As the world braces itself for the impact of climate change, significant research has revealed that global warming means more rain for Asian monsoon regions which can be devastating for countries like India and South Asia in the form of more floods
As the world braces itself for the impact of climate change, significant research has revealed that global warming means more rain for Asian monsoon regions which can be devastating for countries like India and South Asia in the form of more floods.
The over-a-month long devastating flood in Assam continued to remain grim, with nearly 100 deaths and 26.37 lakh people being affected. Nearly 10 lakh people are left distressed in Bihar.
Researchers from Tokyo Metropolitan University simulated 30 years of global warming to show significantly elevated levels of precipitation in the monsoon "trough," a zone spanning northern India, the Indo-China peninsula, and the western parts of the North Pacific, with tropical disturbances such as typhoons and concentrated water vapour playing key roles.
The effects of the monsoon season in Asia can be devastating. Examples include the 2018 and 2020 floods in western Japan and the east Asian countries.
The region is home to a large population, and the monsoons are a major driver of global water cycles.
"It is now more vital than ever to have an accurate, detailed picture of how exactly the climate will change," said the researchers.
"As home to a large proportion of the world population, detailed local predictions for the scale and nature of monsoons and tropical disturbances such as typhoons/cyclones have the potential to inform disaster mitigation strategies and key policymaking," the researchers added.

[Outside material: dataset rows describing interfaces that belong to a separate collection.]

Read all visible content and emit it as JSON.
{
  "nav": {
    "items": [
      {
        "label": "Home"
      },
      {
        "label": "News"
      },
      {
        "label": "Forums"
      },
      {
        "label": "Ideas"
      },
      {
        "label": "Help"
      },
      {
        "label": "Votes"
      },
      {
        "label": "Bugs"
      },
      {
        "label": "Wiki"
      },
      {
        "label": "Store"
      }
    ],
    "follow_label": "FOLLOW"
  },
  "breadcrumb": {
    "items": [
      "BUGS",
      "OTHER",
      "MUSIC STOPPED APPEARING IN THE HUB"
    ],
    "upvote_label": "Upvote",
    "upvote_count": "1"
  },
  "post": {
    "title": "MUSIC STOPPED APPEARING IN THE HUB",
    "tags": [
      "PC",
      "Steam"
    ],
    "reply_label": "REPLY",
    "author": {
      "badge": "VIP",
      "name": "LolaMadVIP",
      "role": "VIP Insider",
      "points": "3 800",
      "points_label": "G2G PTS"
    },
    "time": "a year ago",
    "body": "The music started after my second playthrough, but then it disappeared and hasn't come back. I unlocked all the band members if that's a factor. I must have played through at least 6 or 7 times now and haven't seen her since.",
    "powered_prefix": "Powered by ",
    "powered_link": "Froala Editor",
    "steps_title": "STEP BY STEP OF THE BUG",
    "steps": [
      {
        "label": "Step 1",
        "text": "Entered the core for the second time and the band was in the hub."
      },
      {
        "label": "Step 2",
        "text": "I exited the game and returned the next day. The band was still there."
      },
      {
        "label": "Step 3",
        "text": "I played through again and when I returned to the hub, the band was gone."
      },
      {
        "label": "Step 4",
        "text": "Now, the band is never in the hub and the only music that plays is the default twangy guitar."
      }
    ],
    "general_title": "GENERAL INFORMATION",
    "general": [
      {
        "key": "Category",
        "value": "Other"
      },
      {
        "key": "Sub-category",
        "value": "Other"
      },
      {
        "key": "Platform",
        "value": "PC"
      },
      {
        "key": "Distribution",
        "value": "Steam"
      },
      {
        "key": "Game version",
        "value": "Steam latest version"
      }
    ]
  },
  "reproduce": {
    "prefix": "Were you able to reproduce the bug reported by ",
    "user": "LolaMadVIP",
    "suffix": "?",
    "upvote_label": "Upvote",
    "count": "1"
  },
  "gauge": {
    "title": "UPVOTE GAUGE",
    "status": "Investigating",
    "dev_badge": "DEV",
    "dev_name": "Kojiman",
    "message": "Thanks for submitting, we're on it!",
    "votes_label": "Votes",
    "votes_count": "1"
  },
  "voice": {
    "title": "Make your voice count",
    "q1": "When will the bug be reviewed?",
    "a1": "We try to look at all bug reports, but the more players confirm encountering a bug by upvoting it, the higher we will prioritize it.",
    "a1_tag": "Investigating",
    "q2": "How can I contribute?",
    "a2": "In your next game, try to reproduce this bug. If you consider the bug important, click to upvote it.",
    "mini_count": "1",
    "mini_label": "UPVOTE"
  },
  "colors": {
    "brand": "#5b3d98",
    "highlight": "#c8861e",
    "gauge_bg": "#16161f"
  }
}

A team led by assistant professor Hiroshi Takahashi sought to address this by using a high-resolution climate model known as NICAM (Non-hydrostatic Icosahedral Atmospheric Model) to study the detailed evolution of weather in the Asian monsoon regions.